When Bologna's wooden Teatro Malvezzi of 1651, burned down in 1745, the city decided to build a new one of stone and marble, marking the first time a municipality ever commissioned a theatre for itself. A competition was held for the building, won by Antonio Galli da Bibiena, a member of the prolific clan of theatre and stage designers who were in demand all over Europe in the 17th and 18th centuries.
The Teatro Comunale was built over the ruins of the Bentivoglio Palace, which was torn down brick by brick by a furious mob after the family was expelled in 1506. The street to the right of the theatre, Via del Guasto (‘of the broken’), got its name from the ruins, which were too extensive to clear and remained here for decades.

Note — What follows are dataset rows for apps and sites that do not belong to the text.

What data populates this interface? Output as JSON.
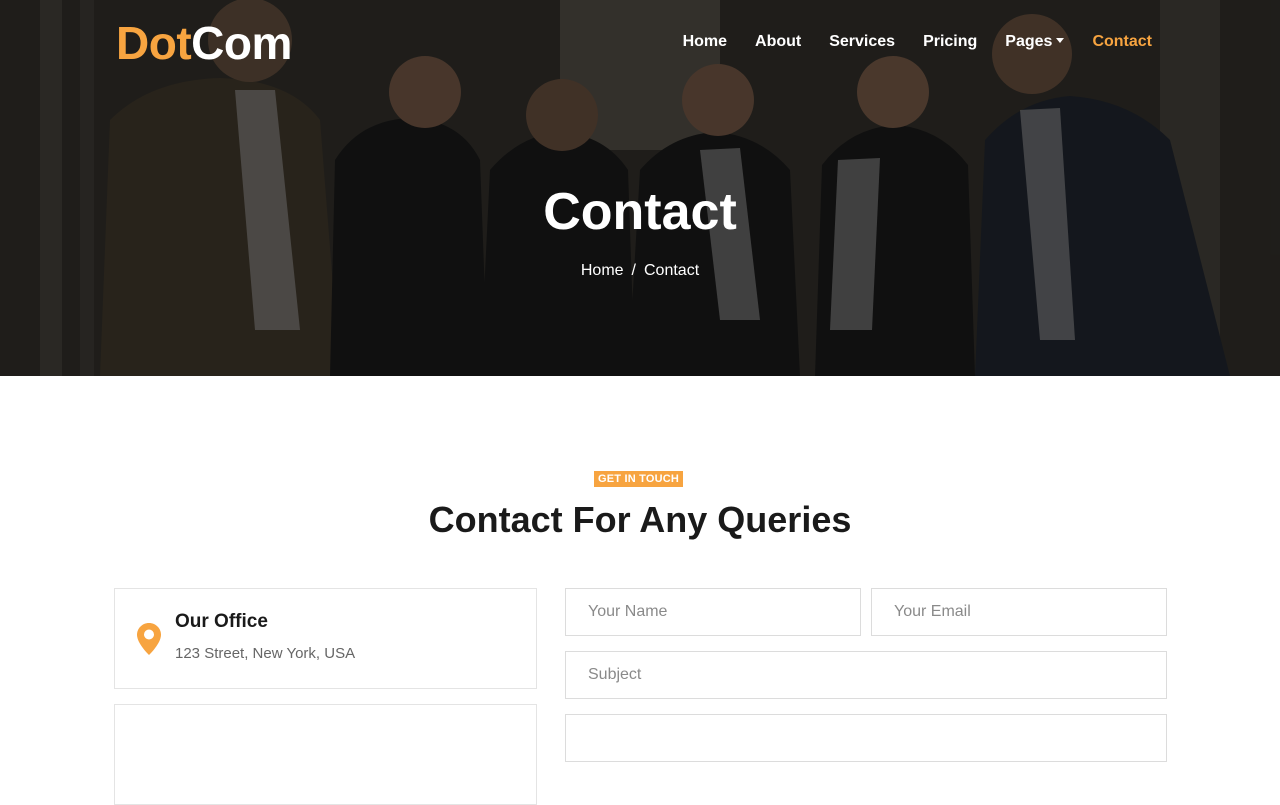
{
  "brand": {
    "part1": "Dot",
    "part2": "Com"
  },
  "nav": {
    "home": "Home",
    "about": "About",
    "services": "Services",
    "pricing": "Pricing",
    "pages": "Pages",
    "contact": "Contact"
  },
  "hero": {
    "title": "Contact",
    "breadcrumb": {
      "home": "Home",
      "separator": "/",
      "current": "Contact"
    }
  },
  "section": {
    "tag": "GET IN TOUCH",
    "title": "Contact For Any Queries"
  },
  "office": {
    "title": "Our Office",
    "address": "123 Street, New York, USA"
  },
  "form": {
    "name_placeholder": "Your Name",
    "email_placeholder": "Your Email",
    "subject_placeholder": "Subject"
  },
  "colors": {
    "accent": "#f7a440",
    "dark": "#1a1a1a"
  }
}
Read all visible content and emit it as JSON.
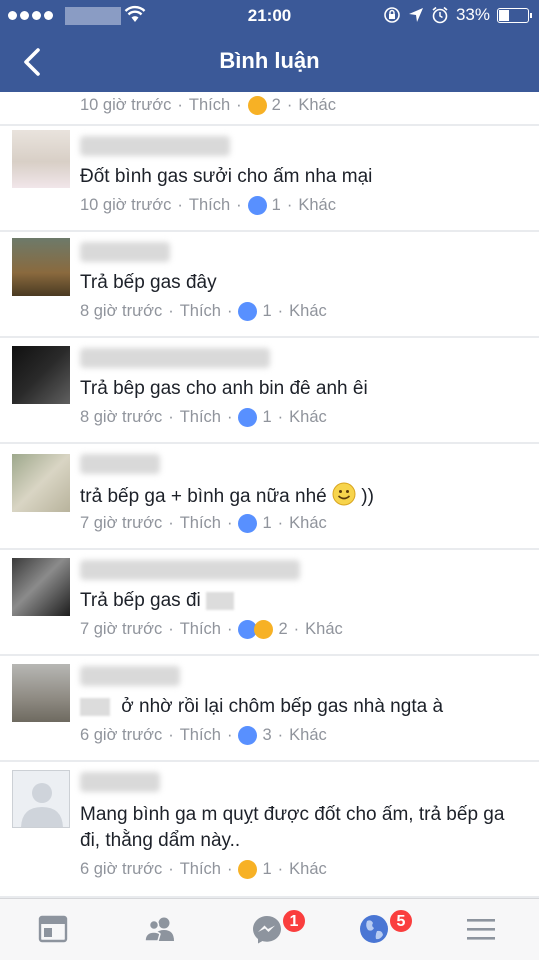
{
  "status": {
    "time": "21:00",
    "battery": "33%",
    "battery_level": 0.33
  },
  "header": {
    "title": "Bình luận"
  },
  "comments": [
    {
      "body": "",
      "time": "10 giờ trước",
      "like": "Thích",
      "reactions": [
        "haha"
      ],
      "count": "2",
      "more": "Khác"
    },
    {
      "body": "Đốt bình gas sưởi cho ấm nha mại",
      "time": "10 giờ trước",
      "like": "Thích",
      "reactions": [
        "like"
      ],
      "count": "1",
      "more": "Khác"
    },
    {
      "body": "Trả bếp gas đây",
      "time": "8 giờ trước",
      "like": "Thích",
      "reactions": [
        "like"
      ],
      "count": "1",
      "more": "Khác"
    },
    {
      "body": "Trả bêp gas cho anh bin đê anh êi",
      "time": "8 giờ trước",
      "like": "Thích",
      "reactions": [
        "like"
      ],
      "count": "1",
      "more": "Khác"
    },
    {
      "body": "trả bếp ga + bình ga nữa nhé",
      "body_suffix": "))",
      "time": "7 giờ trước",
      "like": "Thích",
      "reactions": [
        "like"
      ],
      "count": "1",
      "more": "Khác"
    },
    {
      "body": "Trả bếp gas đi",
      "time": "7 giờ trước",
      "like": "Thích",
      "reactions": [
        "like",
        "haha"
      ],
      "count": "2",
      "more": "Khác"
    },
    {
      "body": "ở nhờ rồi lại chôm bếp gas nhà ngta à",
      "time": "6 giờ trước",
      "like": "Thích",
      "reactions": [
        "like"
      ],
      "count": "3",
      "more": "Khác"
    },
    {
      "body": "Mang bình ga m quỵt được đốt cho ấm, trả bếp ga đi, thằng dẩm này..",
      "time": "6 giờ trước",
      "like": "Thích",
      "reactions": [
        "haha"
      ],
      "count": "1",
      "more": "Khác"
    }
  ],
  "separator": "·",
  "tabbar": {
    "messenger_badge": "1",
    "notifications_badge": "5"
  },
  "colors": {
    "brand": "#3b5998",
    "like": "#5890ff",
    "haha": "#f7b125",
    "badge": "#fa3e3e"
  }
}
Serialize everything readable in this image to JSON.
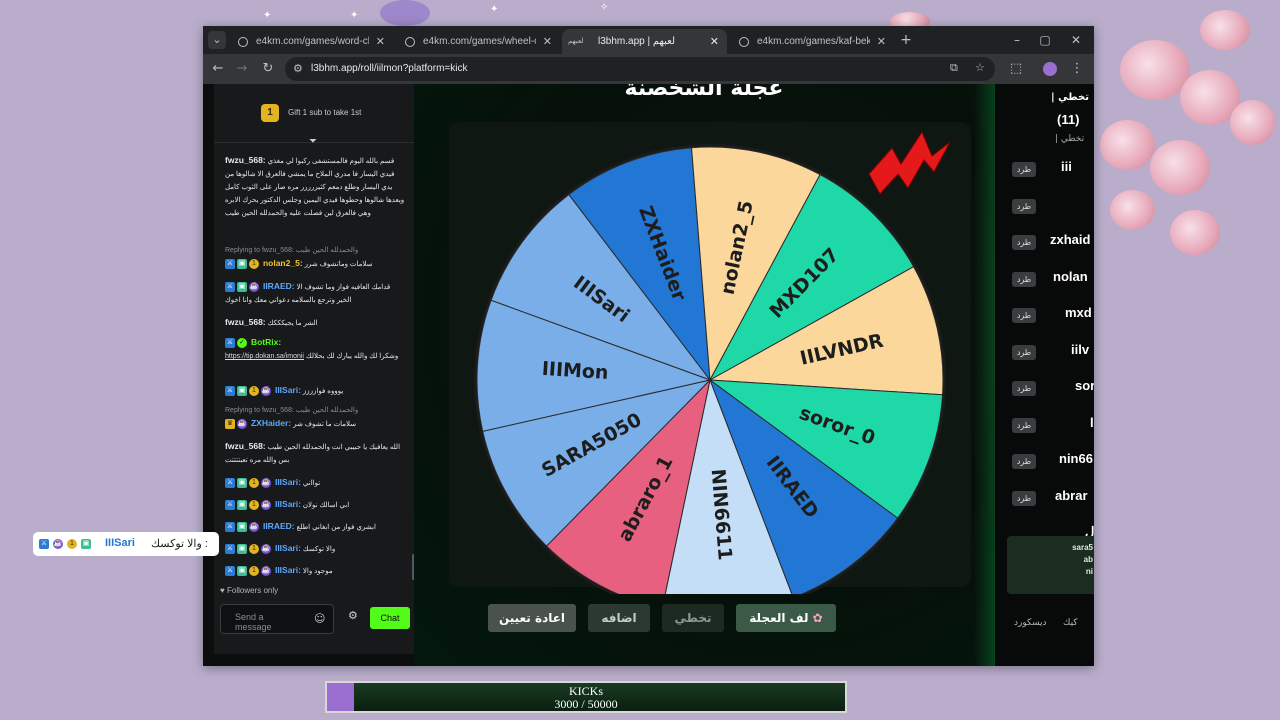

The Bibienas did much to popularize the typical Baroque tiers of boxes, which the Teatro Comunale preserves behind its 1933 façade. It opened on 14 May 1763 with the first opera performance in the city with Il Trionfo di Clelia commissioned from Gluck especially for the occasion. It was an instant hit.
In the 19th century, the theatre became known for its Italian premieres of Wagner's operas, including Tannhäuser, Der fliegende Holländer, Tristan und Isolde and Parsifal. When it staged Lohengrin (1 November 1871, translated into Italian); Verdi, who had never heard Wagner before (although they were both born in the same year, 1813), sat in the front row with the vocal score on his lap, writing notes. He wasn't terribly impressed with his arch-rival (the feeling was mutual). The Bolognese however adored Wagner, who spent time in the city (he was on hand for the productions of Rienzi and Parsifal) and was made an honorary citizen in 1876.
But the Italians were equally well represented, not only Verdi, but long-time resident Rossini, who saw 20 of his operas performed here. Arturo Toscanini served as conductor from 1894 until the Second World War. Since then a long list of famous conductors and singers have graced the Teatro Comunale's boards. It produces eight operas every season, including, recently, Janáček's Jenufa.
Images by: Lorenzo Gaudenzi, Creative Commons License, alespal, Creative Commons License